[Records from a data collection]
>>>>>

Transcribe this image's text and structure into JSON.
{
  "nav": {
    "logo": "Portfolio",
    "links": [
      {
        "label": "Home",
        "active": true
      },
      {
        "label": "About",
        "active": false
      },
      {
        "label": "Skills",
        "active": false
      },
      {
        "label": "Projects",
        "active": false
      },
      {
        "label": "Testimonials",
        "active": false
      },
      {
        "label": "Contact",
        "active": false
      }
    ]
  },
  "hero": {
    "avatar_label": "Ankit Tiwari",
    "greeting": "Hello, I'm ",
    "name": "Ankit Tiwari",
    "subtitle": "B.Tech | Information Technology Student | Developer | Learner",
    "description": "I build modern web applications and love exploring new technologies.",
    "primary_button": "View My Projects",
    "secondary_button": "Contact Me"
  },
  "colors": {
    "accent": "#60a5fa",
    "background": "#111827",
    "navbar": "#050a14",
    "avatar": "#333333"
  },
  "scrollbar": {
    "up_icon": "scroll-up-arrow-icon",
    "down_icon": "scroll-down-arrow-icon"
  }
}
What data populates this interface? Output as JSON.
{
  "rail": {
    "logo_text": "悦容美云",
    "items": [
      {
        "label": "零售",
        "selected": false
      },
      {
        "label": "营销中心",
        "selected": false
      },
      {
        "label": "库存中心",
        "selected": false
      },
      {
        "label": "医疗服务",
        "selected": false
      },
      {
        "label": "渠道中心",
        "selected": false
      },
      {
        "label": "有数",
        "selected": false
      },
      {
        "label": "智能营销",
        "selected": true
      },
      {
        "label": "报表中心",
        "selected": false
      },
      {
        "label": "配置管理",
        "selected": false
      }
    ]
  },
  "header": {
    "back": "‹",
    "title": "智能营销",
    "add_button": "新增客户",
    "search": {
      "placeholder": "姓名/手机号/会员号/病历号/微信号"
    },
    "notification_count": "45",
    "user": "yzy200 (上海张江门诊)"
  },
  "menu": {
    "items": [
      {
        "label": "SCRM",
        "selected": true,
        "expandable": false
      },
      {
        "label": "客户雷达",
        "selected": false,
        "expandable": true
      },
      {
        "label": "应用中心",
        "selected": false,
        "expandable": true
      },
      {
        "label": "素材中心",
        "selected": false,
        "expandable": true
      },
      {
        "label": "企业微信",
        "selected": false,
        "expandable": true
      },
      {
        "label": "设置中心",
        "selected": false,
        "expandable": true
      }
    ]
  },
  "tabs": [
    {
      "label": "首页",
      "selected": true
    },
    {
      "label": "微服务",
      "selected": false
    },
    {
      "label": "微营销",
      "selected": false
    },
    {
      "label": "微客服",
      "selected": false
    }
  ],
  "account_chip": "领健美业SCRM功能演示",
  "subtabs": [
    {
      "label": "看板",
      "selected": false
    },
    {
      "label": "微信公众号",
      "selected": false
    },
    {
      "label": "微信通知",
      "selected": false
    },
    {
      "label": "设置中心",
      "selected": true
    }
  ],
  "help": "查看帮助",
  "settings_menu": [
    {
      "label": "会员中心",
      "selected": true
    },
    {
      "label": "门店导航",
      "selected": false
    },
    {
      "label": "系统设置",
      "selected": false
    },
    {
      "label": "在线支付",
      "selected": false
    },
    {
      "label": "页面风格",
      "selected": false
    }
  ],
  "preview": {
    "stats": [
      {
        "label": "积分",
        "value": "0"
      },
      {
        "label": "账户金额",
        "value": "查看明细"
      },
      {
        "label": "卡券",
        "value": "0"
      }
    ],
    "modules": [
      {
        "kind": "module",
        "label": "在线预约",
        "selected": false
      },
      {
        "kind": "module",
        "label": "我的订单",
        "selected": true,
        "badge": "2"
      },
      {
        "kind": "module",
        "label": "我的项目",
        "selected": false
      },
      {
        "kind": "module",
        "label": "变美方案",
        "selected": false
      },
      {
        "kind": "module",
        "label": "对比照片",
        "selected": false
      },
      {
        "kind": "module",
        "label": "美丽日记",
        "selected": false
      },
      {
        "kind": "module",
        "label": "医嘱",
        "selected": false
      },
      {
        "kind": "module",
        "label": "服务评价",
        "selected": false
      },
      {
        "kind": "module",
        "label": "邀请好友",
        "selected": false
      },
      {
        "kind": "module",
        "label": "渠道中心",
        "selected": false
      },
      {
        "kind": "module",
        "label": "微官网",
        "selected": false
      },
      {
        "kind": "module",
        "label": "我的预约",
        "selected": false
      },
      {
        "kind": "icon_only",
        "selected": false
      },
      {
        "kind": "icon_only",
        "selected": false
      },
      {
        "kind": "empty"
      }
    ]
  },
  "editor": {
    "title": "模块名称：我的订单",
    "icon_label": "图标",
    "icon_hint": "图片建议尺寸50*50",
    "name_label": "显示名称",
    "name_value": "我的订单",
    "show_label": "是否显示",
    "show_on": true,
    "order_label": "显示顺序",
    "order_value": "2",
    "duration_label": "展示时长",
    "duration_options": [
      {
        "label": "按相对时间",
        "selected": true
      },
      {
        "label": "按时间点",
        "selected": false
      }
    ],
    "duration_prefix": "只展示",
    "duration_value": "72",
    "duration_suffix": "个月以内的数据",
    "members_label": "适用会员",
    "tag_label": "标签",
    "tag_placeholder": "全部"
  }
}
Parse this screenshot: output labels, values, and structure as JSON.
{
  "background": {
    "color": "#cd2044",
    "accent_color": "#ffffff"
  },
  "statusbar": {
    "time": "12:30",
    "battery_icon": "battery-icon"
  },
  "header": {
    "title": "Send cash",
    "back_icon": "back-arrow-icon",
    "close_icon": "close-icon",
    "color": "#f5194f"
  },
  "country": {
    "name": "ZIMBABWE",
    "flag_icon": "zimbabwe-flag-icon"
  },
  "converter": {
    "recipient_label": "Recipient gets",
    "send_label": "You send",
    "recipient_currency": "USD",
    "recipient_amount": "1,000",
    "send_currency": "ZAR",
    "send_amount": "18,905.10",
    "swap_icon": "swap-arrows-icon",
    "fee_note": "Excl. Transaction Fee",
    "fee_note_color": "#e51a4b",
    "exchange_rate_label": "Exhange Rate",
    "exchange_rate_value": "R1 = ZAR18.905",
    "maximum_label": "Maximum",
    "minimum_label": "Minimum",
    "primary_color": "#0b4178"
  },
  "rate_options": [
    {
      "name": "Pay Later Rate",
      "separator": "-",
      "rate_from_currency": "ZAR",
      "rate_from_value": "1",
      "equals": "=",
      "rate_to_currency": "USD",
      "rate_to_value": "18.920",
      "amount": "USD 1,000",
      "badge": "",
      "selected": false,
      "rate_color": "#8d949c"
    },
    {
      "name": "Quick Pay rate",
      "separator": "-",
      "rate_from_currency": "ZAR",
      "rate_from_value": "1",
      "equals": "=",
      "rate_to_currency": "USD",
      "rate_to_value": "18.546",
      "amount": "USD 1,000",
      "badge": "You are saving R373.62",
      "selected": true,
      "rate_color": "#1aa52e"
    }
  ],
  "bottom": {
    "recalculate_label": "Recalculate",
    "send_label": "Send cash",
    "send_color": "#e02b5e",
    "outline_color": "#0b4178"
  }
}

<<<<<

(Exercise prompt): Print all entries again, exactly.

(Written solution):
Transcribe this image's text and structure into JSON.
{
  "nav": {
    "logo": "Portfolio",
    "links": [
      {
        "label": "Home",
        "active": true
      },
      {
        "label": "About",
        "active": false
      },
      {
        "label": "Skills",
        "active": false
      },
      {
        "label": "Projects",
        "active": false
      },
      {
        "label": "Testimonials",
        "active": false
      },
      {
        "label": "Contact",
        "active": false
      }
    ]
  },
  "hero": {
    "avatar_label": "Ankit Tiwari",
    "greeting": "Hello, I'm ",
    "name": "Ankit Tiwari",
    "subtitle": "B.Tech | Information Technology Student | Developer | Learner",
    "description": "I build modern web applications and love exploring new technologies.",
    "primary_button": "View My Projects",
    "secondary_button": "Contact Me"
  },
  "colors": {
    "accent": "#60a5fa",
    "background": "#111827",
    "navbar": "#050a14",
    "avatar": "#333333"
  },
  "scrollbar": {
    "up_icon": "scroll-up-arrow-icon",
    "down_icon": "scroll-down-arrow-icon"
  }
}
What data populates this interface? Output as JSON.
{
  "rail": {
    "logo_text": "悦容美云",
    "items": [
      {
        "label": "零售",
        "selected": false
      },
      {
        "label": "营销中心",
        "selected": false
      },
      {
        "label": "库存中心",
        "selected": false
      },
      {
        "label": "医疗服务",
        "selected": false
      },
      {
        "label": "渠道中心",
        "selected": false
      },
      {
        "label": "有数",
        "selected": false
      },
      {
        "label": "智能营销",
        "selected": true
      },
      {
        "label": "报表中心",
        "selected": false
      },
      {
        "label": "配置管理",
        "selected": false
      }
    ]
  },
  "header": {
    "back": "‹",
    "title": "智能营销",
    "add_button": "新增客户",
    "search": {
      "placeholder": "姓名/手机号/会员号/病历号/微信号"
    },
    "notification_count": "45",
    "user": "yzy200 (上海张江门诊)"
  },
  "menu": {
    "items": [
      {
        "label": "SCRM",
        "selected": true,
        "expandable": false
      },
      {
        "label": "客户雷达",
        "selected": false,
        "expandable": true
      },
      {
        "label": "应用中心",
        "selected": false,
        "expandable": true
      },
      {
        "label": "素材中心",
        "selected": false,
        "expandable": true
      },
      {
        "label": "企业微信",
        "selected": false,
        "expandable": true
      },
      {
        "label": "设置中心",
        "selected": false,
        "expandable": true
      }
    ]
  },
  "tabs": [
    {
      "label": "首页",
      "selected": true
    },
    {
      "label": "微服务",
      "selected": false
    },
    {
      "label": "微营销",
      "selected": false
    },
    {
      "label": "微客服",
      "selected": false
    }
  ],
  "account_chip": "领健美业SCRM功能演示",
  "subtabs": [
    {
      "label": "看板",
      "selected": false
    },
    {
      "label": "微信公众号",
      "selected": false
    },
    {
      "label": "微信通知",
      "selected": false
    },
    {
      "label": "设置中心",
      "selected": true
    }
  ],
  "help": "查看帮助",
  "settings_menu": [
    {
      "label": "会员中心",
      "selected": true
    },
    {
      "label": "门店导航",
      "selected": false
    },
    {
      "label": "系统设置",
      "selected": false
    },
    {
      "label": "在线支付",
      "selected": false
    },
    {
      "label": "页面风格",
      "selected": false
    }
  ],
  "preview": {
    "stats": [
      {
        "label": "积分",
        "value": "0"
      },
      {
        "label": "账户金额",
        "value": "查看明细"
      },
      {
        "label": "卡券",
        "value": "0"
      }
    ],
    "modules": [
      {
        "kind": "module",
        "label": "在线预约",
        "selected": false
      },
      {
        "kind": "module",
        "label": "我的订单",
        "selected": true,
        "badge": "2"
      },
      {
        "kind": "module",
        "label": "我的项目",
        "selected": false
      },
      {
        "kind": "module",
        "label": "变美方案",
        "selected": false
      },
      {
        "kind": "module",
        "label": "对比照片",
        "selected": false
      },
      {
        "kind": "module",
        "label": "美丽日记",
        "selected": false
      },
      {
        "kind": "module",
        "label": "医嘱",
        "selected": false
      },
      {
        "kind": "module",
        "label": "服务评价",
        "selected": false
      },
      {
        "kind": "module",
        "label": "邀请好友",
        "selected": false
      },
      {
        "kind": "module",
        "label": "渠道中心",
        "selected": false
      },
      {
        "kind": "module",
        "label": "微官网",
        "selected": false
      },
      {
        "kind": "module",
        "label": "我的预约",
        "selected": false
      },
      {
        "kind": "icon_only",
        "selected": false
      },
      {
        "kind": "icon_only",
        "selected": false
      },
      {
        "kind": "empty"
      }
    ]
  },
  "editor": {
    "title": "模块名称：我的订单",
    "icon_label": "图标",
    "icon_hint": "图片建议尺寸50*50",
    "name_label": "显示名称",
    "name_value": "我的订单",
    "show_label": "是否显示",
    "show_on": true,
    "order_label": "显示顺序",
    "order_value": "2",
    "duration_label": "展示时长",
    "duration_options": [
      {
        "label": "按相对时间",
        "selected": true
      },
      {
        "label": "按时间点",
        "selected": false
      }
    ],
    "duration_prefix": "只展示",
    "duration_value": "72",
    "duration_suffix": "个月以内的数据",
    "members_label": "适用会员",
    "tag_label": "标签",
    "tag_placeholder": "全部"
  }
}
Parse this screenshot: output labels, values, and structure as JSON.
{
  "background": {
    "color": "#cd2044",
    "accent_color": "#ffffff"
  },
  "statusbar": {
    "time": "12:30",
    "battery_icon": "battery-icon"
  },
  "header": {
    "title": "Send cash",
    "back_icon": "back-arrow-icon",
    "close_icon": "close-icon",
    "color": "#f5194f"
  },
  "country": {
    "name": "ZIMBABWE",
    "flag_icon": "zimbabwe-flag-icon"
  },
  "converter": {
    "recipient_label": "Recipient gets",
    "send_label": "You send",
    "recipient_currency": "USD",
    "recipient_amount": "1,000",
    "send_currency": "ZAR",
    "send_amount": "18,905.10",
    "swap_icon": "swap-arrows-icon",
    "fee_note": "Excl. Transaction Fee",
    "fee_note_color": "#e51a4b",
    "exchange_rate_label": "Exhange Rate",
    "exchange_rate_value": "R1 = ZAR18.905",
    "maximum_label": "Maximum",
    "minimum_label": "Minimum",
    "primary_color": "#0b4178"
  },
  "rate_options": [
    {
      "name": "Pay Later Rate",
      "separator": "-",
      "rate_from_currency": "ZAR",
      "rate_from_value": "1",
      "equals": "=",
      "rate_to_currency": "USD",
      "rate_to_value": "18.920",
      "amount": "USD 1,000",
      "badge": "",
      "selected": false,
      "rate_color": "#8d949c"
    },
    {
      "name": "Quick Pay rate",
      "separator": "-",
      "rate_from_currency": "ZAR",
      "rate_from_value": "1",
      "equals": "=",
      "rate_to_currency": "USD",
      "rate_to_value": "18.546",
      "amount": "USD 1,000",
      "badge": "You are saving R373.62",
      "selected": true,
      "rate_color": "#1aa52e"
    }
  ],
  "bottom": {
    "recalculate_label": "Recalculate",
    "send_label": "Send cash",
    "send_color": "#e02b5e",
    "outline_color": "#0b4178"
  }
}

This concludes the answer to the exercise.